What is needed:
The records below are to be duplicated character for character.

Task input:
::::
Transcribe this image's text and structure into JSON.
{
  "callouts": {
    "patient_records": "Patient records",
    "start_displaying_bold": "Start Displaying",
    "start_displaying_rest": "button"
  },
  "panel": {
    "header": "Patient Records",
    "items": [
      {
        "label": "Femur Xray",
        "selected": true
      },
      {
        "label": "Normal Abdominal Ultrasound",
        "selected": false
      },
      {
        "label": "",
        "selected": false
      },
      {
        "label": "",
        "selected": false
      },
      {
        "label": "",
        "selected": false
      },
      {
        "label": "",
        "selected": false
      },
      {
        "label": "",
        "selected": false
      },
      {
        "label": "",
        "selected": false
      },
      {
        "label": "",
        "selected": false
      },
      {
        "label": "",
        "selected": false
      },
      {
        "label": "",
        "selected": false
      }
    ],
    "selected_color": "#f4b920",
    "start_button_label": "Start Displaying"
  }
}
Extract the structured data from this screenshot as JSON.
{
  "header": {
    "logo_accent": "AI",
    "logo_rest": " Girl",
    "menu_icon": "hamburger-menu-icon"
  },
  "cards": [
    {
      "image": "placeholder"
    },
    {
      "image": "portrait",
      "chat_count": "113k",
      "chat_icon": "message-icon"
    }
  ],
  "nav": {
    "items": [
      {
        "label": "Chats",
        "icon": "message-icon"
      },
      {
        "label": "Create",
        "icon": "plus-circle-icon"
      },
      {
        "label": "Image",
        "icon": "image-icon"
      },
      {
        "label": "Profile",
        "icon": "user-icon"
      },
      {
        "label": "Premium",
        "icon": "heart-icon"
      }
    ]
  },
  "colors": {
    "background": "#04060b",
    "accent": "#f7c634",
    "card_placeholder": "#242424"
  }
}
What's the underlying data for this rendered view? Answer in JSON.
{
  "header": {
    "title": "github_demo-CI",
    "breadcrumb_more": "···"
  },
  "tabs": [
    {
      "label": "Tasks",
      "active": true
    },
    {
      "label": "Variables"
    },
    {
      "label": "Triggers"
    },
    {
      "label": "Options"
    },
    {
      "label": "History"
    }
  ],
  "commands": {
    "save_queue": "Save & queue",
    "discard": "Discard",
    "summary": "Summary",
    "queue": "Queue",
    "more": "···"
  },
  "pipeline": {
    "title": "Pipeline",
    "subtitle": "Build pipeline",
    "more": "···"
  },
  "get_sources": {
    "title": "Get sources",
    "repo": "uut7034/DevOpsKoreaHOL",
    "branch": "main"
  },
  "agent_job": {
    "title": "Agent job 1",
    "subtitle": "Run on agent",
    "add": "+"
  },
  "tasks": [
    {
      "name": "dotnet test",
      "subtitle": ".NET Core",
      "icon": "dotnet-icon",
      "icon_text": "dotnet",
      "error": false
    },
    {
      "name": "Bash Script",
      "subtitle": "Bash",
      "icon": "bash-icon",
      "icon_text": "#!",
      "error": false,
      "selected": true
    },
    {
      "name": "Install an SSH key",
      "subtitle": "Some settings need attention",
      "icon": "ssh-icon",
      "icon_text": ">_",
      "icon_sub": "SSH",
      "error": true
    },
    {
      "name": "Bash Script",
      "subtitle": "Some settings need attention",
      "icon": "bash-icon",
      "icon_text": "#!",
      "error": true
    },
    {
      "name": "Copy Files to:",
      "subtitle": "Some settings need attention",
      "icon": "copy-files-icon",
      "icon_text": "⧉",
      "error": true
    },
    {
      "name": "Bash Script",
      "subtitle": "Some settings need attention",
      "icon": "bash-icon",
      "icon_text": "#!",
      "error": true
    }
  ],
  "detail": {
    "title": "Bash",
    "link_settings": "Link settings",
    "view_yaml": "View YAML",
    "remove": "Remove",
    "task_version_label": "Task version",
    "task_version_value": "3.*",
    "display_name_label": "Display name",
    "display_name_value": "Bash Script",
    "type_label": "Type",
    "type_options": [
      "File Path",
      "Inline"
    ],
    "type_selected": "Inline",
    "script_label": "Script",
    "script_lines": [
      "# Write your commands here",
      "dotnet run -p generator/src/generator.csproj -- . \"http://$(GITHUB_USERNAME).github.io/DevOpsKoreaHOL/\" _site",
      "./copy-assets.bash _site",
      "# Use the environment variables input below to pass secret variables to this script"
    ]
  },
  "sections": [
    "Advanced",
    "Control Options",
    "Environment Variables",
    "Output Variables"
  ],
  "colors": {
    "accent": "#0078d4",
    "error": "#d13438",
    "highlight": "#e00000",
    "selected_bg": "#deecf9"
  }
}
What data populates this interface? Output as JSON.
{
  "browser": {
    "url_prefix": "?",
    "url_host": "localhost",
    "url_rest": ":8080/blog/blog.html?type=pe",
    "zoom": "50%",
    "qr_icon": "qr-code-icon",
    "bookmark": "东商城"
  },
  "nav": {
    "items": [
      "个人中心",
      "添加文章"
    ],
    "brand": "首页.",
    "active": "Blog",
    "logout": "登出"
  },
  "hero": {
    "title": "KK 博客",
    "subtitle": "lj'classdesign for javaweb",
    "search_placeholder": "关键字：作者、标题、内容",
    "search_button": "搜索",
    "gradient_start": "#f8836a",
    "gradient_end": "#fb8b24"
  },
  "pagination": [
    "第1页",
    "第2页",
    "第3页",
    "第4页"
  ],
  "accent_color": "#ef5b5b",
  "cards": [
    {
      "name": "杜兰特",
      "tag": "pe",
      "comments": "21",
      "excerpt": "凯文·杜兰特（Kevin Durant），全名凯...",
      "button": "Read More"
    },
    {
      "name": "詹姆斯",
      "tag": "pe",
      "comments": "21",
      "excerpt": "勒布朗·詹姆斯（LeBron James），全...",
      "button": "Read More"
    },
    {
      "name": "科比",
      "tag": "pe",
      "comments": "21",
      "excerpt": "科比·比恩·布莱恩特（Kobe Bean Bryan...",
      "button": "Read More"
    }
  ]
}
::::
Answer space:
Transcribe this image's text and structure into JSON.
{
  "callouts": {
    "patient_records": "Patient records",
    "start_displaying_bold": "Start Displaying",
    "start_displaying_rest": "button"
  },
  "panel": {
    "header": "Patient Records",
    "items": [
      {
        "label": "Femur Xray",
        "selected": true
      },
      {
        "label": "Normal Abdominal Ultrasound",
        "selected": false
      },
      {
        "label": "",
        "selected": false
      },
      {
        "label": "",
        "selected": false
      },
      {
        "label": "",
        "selected": false
      },
      {
        "label": "",
        "selected": false
      },
      {
        "label": "",
        "selected": false
      },
      {
        "label": "",
        "selected": false
      },
      {
        "label": "",
        "selected": false
      },
      {
        "label": "",
        "selected": false
      },
      {
        "label": "",
        "selected": false
      }
    ],
    "selected_color": "#f4b920",
    "start_button_label": "Start Displaying"
  }
}
Extract the structured data from this screenshot as JSON.
{
  "header": {
    "logo_accent": "AI",
    "logo_rest": " Girl",
    "menu_icon": "hamburger-menu-icon"
  },
  "cards": [
    {
      "image": "placeholder"
    },
    {
      "image": "portrait",
      "chat_count": "113k",
      "chat_icon": "message-icon"
    }
  ],
  "nav": {
    "items": [
      {
        "label": "Chats",
        "icon": "message-icon"
      },
      {
        "label": "Create",
        "icon": "plus-circle-icon"
      },
      {
        "label": "Image",
        "icon": "image-icon"
      },
      {
        "label": "Profile",
        "icon": "user-icon"
      },
      {
        "label": "Premium",
        "icon": "heart-icon"
      }
    ]
  },
  "colors": {
    "background": "#04060b",
    "accent": "#f7c634",
    "card_placeholder": "#242424"
  }
}
What's the underlying data for this rendered view? Answer in JSON.
{
  "header": {
    "title": "github_demo-CI",
    "breadcrumb_more": "···"
  },
  "tabs": [
    {
      "label": "Tasks",
      "active": true
    },
    {
      "label": "Variables"
    },
    {
      "label": "Triggers"
    },
    {
      "label": "Options"
    },
    {
      "label": "History"
    }
  ],
  "commands": {
    "save_queue": "Save & queue",
    "discard": "Discard",
    "summary": "Summary",
    "queue": "Queue",
    "more": "···"
  },
  "pipeline": {
    "title": "Pipeline",
    "subtitle": "Build pipeline",
    "more": "···"
  },
  "get_sources": {
    "title": "Get sources",
    "repo": "uut7034/DevOpsKoreaHOL",
    "branch": "main"
  },
  "agent_job": {
    "title": "Agent job 1",
    "subtitle": "Run on agent",
    "add": "+"
  },
  "tasks": [
    {
      "name": "dotnet test",
      "subtitle": ".NET Core",
      "icon": "dotnet-icon",
      "icon_text": "dotnet",
      "error": false
    },
    {
      "name": "Bash Script",
      "subtitle": "Bash",
      "icon": "bash-icon",
      "icon_text": "#!",
      "error": false,
      "selected": true
    },
    {
      "name": "Install an SSH key",
      "subtitle": "Some settings need attention",
      "icon": "ssh-icon",
      "icon_text": ">_",
      "icon_sub": "SSH",
      "error": true
    },
    {
      "name": "Bash Script",
      "subtitle": "Some settings need attention",
      "icon": "bash-icon",
      "icon_text": "#!",
      "error": true
    },
    {
      "name": "Copy Files to:",
      "subtitle": "Some settings need attention",
      "icon": "copy-files-icon",
      "icon_text": "⧉",
      "error": true
    },
    {
      "name": "Bash Script",
      "subtitle": "Some settings need attention",
      "icon": "bash-icon",
      "icon_text": "#!",
      "error": true
    }
  ],
  "detail": {
    "title": "Bash",
    "link_settings": "Link settings",
    "view_yaml": "View YAML",
    "remove": "Remove",
    "task_version_label": "Task version",
    "task_version_value": "3.*",
    "display_name_label": "Display name",
    "display_name_value": "Bash Script",
    "type_label": "Type",
    "type_options": [
      "File Path",
      "Inline"
    ],
    "type_selected": "Inline",
    "script_label": "Script",
    "script_lines": [
      "# Write your commands here",
      "dotnet run -p generator/src/generator.csproj -- . \"http://$(GITHUB_USERNAME).github.io/DevOpsKoreaHOL/\" _site",
      "./copy-assets.bash _site",
      "# Use the environment variables input below to pass secret variables to this script"
    ]
  },
  "sections": [
    "Advanced",
    "Control Options",
    "Environment Variables",
    "Output Variables"
  ],
  "colors": {
    "accent": "#0078d4",
    "error": "#d13438",
    "highlight": "#e00000",
    "selected_bg": "#deecf9"
  }
}
What data populates this interface? Output as JSON.
{
  "browser": {
    "url_prefix": "?",
    "url_host": "localhost",
    "url_rest": ":8080/blog/blog.html?type=pe",
    "zoom": "50%",
    "qr_icon": "qr-code-icon",
    "bookmark": "东商城"
  },
  "nav": {
    "items": [
      "个人中心",
      "添加文章"
    ],
    "brand": "首页.",
    "active": "Blog",
    "logout": "登出"
  },
  "hero": {
    "title": "KK 博客",
    "subtitle": "lj'classdesign for javaweb",
    "search_placeholder": "关键字：作者、标题、内容",
    "search_button": "搜索",
    "gradient_start": "#f8836a",
    "gradient_end": "#fb8b24"
  },
  "pagination": [
    "第1页",
    "第2页",
    "第3页",
    "第4页"
  ],
  "accent_color": "#ef5b5b",
  "cards": [
    {
      "name": "杜兰特",
      "tag": "pe",
      "comments": "21",
      "excerpt": "凯文·杜兰特（Kevin Durant），全名凯...",
      "button": "Read More"
    },
    {
      "name": "詹姆斯",
      "tag": "pe",
      "comments": "21",
      "excerpt": "勒布朗·詹姆斯（LeBron James），全...",
      "button": "Read More"
    },
    {
      "name": "科比",
      "tag": "pe",
      "comments": "21",
      "excerpt": "科比·比恩·布莱恩特（Kobe Bean Bryan...",
      "button": "Read More"
    }
  ]
}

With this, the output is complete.